      • I believe the superintendent would execute in effective detail whatever the school board in broad strokes directed him to do.

  9. Sheila Johannesen

    Donna, keep up the good work.

  10. *

    “The ACTUAL increase in the school tax rate for Sandwon is 5.17%”
    “The ACTUAL increase in the school tax rate for Sandwon is 5.17%, not 8.2% as you estimated and not 5.9% as Donna posted above. Not sure what numbers you guys are looking at over there…..”
    stated by Rob Collins November 7, 2014 at 2:05 pm

    Sandown’s school tax rate was $18.37 increased to $19.45 = $1.08 increase

    What is P% of X ?
    P% * X = Y
    What is % of ?

    Answer:

    Converting percentage to a decimal:
    5.17% = 5.17 / 100 = 0.0517

    What is 5.17% of 18.37
    = 5.17% * 18.37
    = 0.0517 * 18.37
    = 0.949729

    5.17% or $0.95 does not = the $1.08 Sandown School Tax Increase

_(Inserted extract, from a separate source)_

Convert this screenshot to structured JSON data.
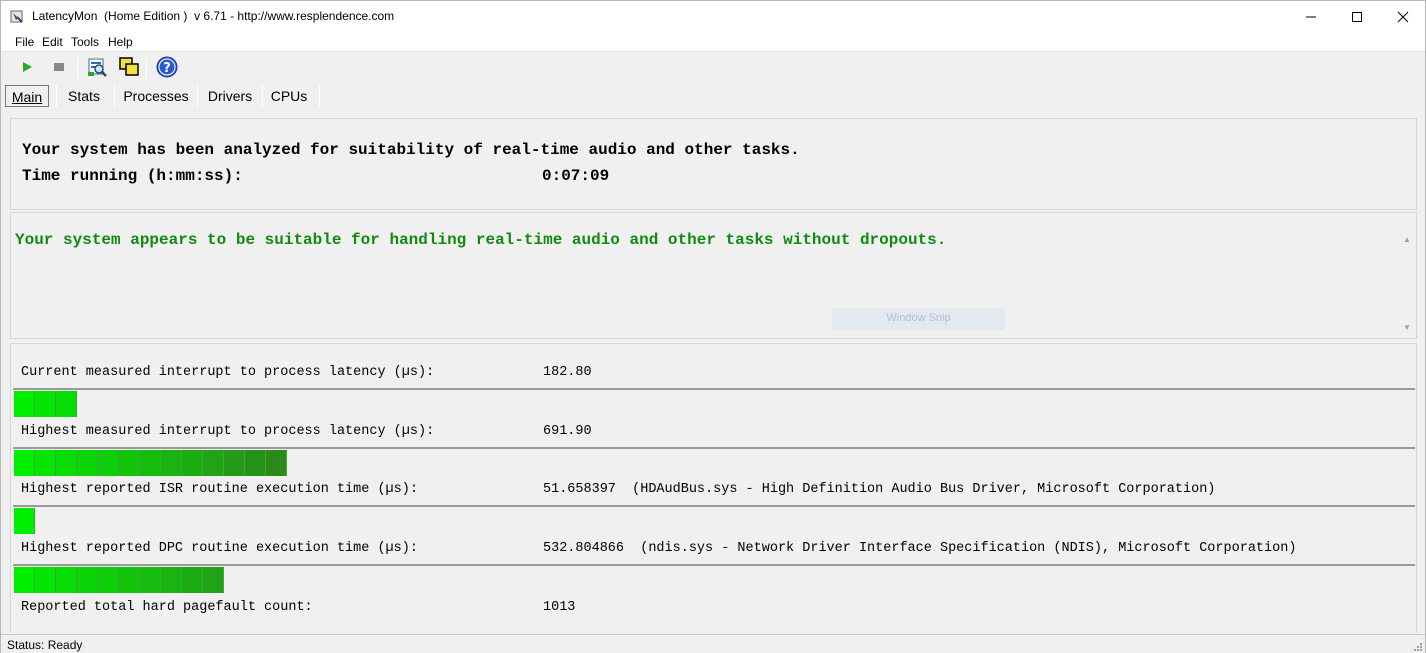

    As Mr. Collins wrote to Mr. Green same apparently goes for you
    “Any way you cut it you got it wrong. It’s OK to admit it.”

    What is P% of X ?
    P% * X = Y
    What is % of ?

    Answer:

    Converting percentage to a decimal:
    5.88% = 5.88 / 100 = 0.0588

    What is 5.88% of 18.37
    = 5.88% * 18.37
    = 0.0588 * 18.37
    = 1.080156

    or 5.88% Rounded up to 5.9%

    Mr. Collins your really should apologize to the Green’s for your 5.17% calculation error and for telling them they were wrong for the 5.9%. After all they were correct and are kind enough to post your comments on their blog.

    • Rob Collins

      Thanks for the tutorial *.

      No need for an apology, you and others forgot the state education tax rate. Add that in, rework your numbers and let me know how they come out.

      • You have a standard style of argument. When pressed, you change the subject. We are talking about the local school tax rate percentage increase. Pure and simple.

      • Rob Collins

        Donna, the “state education tax rate” is collected by the town and sent directly to Timberlane. If you’re going to talk about the Timberlane budget and its impact on local taxation you have to include the state education tax rate.

        Look it up.

      • You are changing the subject.

  11. Pingback: More on Bloated Staffing | timberlaneandsandown

Leave a Reply

Fill in your details below or click an icon to log in:

WordPress.com Logo

You are commenting using your WordPress.com account. Log Out /  Change )

Twitter picture

You are commenting using your Twitter account. Log Out /  Change )

Facebook photo

You are commenting using your Facebook account. Log Out /  Change )

Connecting to %s